# Directions
Locate the string "国际临床研究杂志" in the listing below. Copy every line where it is found.

Segment Start: Entries supplied

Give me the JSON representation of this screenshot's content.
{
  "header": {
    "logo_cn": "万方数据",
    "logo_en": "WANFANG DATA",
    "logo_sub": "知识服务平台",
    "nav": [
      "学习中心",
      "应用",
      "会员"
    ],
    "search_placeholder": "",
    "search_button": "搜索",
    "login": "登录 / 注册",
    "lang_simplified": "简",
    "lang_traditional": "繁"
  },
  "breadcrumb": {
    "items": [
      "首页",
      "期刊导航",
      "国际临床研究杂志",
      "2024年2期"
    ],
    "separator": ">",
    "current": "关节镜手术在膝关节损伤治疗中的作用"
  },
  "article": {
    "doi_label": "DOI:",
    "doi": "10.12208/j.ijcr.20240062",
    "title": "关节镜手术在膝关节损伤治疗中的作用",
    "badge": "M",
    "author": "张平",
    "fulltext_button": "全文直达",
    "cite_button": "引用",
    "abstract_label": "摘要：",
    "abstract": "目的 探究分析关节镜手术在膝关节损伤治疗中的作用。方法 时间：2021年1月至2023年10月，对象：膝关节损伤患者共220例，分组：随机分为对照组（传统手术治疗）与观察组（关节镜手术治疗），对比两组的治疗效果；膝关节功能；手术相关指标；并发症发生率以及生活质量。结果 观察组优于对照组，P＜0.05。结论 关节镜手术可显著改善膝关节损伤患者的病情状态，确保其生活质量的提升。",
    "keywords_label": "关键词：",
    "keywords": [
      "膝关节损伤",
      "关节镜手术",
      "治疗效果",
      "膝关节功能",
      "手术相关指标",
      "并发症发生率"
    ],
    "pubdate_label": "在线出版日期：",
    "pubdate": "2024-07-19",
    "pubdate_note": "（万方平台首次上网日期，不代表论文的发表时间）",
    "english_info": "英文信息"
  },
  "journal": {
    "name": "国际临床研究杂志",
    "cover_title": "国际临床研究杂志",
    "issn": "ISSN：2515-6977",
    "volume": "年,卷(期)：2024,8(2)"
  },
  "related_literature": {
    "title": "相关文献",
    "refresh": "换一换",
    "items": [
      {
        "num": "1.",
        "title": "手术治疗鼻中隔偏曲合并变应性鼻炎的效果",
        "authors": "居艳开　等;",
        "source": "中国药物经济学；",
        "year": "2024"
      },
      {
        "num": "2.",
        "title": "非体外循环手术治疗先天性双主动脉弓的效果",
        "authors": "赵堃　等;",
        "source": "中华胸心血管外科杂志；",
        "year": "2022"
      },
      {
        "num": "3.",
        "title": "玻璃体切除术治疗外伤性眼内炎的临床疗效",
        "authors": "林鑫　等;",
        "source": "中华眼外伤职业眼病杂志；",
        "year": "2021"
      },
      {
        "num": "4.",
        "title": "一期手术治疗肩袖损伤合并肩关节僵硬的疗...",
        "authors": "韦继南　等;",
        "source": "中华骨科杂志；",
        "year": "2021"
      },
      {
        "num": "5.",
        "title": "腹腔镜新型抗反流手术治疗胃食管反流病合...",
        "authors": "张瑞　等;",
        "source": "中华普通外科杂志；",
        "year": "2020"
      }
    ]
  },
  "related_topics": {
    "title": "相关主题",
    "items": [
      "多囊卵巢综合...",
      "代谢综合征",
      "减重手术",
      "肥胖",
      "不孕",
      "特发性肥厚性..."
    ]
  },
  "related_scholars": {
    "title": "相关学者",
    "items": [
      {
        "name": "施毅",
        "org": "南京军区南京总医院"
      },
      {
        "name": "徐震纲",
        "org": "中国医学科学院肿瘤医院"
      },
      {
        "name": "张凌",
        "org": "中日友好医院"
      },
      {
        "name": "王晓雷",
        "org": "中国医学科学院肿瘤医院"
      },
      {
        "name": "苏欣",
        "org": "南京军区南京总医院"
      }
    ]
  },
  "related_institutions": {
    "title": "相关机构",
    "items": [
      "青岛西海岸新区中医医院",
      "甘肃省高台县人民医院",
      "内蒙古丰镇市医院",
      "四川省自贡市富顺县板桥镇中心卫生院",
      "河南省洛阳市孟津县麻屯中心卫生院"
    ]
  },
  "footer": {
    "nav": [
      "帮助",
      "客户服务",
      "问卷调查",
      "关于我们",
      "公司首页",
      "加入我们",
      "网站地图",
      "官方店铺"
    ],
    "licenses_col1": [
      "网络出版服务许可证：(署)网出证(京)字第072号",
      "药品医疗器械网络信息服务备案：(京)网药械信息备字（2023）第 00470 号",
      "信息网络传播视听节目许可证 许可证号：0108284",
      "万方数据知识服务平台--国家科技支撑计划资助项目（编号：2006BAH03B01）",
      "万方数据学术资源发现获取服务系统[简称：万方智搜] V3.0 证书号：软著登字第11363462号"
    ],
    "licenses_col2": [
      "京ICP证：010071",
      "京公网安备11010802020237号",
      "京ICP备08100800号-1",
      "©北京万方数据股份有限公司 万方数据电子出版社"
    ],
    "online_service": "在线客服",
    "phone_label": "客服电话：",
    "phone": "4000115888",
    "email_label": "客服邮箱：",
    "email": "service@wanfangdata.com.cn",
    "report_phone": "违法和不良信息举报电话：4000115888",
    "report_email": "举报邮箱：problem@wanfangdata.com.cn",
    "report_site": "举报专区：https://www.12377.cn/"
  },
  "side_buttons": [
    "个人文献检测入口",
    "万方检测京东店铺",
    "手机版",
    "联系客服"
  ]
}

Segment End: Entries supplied

# Response
      "国际临床研究杂志",
    "name": "国际临床研究杂志",
    "cover_title": "国际临床研究杂志",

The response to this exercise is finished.